* What the exercise asks *
Show every line from the data below that includes "name".

(Collected data)
++++++++++++++++++++
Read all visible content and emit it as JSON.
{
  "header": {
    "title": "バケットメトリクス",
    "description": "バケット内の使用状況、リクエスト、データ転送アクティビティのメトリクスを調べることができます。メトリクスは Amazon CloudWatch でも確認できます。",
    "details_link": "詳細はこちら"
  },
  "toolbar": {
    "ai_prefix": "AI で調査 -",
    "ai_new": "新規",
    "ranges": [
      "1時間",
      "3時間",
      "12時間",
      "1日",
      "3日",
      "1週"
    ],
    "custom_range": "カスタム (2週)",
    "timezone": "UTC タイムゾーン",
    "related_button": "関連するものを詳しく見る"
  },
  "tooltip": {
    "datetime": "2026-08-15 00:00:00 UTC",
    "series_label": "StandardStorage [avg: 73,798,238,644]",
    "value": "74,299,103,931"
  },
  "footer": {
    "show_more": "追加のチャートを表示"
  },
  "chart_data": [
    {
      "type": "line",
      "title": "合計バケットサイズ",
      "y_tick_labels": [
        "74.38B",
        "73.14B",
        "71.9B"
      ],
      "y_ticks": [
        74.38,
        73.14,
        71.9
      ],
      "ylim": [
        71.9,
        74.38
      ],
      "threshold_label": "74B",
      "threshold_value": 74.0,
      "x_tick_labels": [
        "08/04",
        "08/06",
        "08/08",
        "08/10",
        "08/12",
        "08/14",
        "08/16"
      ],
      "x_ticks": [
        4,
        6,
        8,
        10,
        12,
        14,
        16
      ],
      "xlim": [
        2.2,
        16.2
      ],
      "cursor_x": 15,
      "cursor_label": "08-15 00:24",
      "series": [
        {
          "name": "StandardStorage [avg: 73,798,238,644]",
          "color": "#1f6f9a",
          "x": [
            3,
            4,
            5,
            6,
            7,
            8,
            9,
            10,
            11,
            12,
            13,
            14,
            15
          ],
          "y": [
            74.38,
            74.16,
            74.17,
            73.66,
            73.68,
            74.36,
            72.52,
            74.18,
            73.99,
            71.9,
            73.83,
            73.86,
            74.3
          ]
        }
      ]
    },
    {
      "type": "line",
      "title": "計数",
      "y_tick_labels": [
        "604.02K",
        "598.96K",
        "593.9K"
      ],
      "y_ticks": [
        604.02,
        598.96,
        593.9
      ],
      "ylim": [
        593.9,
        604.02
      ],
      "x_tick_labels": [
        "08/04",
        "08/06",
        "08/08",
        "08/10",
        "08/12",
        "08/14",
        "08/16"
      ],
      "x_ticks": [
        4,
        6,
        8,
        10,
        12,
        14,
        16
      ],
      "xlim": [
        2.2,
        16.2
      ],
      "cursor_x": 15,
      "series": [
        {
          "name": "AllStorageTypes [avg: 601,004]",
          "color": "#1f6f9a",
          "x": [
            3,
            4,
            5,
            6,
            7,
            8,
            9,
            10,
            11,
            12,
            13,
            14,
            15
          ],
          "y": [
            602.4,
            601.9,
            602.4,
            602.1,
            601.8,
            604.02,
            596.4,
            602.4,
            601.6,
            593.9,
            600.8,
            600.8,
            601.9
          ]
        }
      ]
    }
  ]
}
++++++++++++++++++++
* Response to this task *
          "name": "StandardStorage [avg: 73,798,238,644]",
          "name": "AllStorageTypes [avg: 601,004]",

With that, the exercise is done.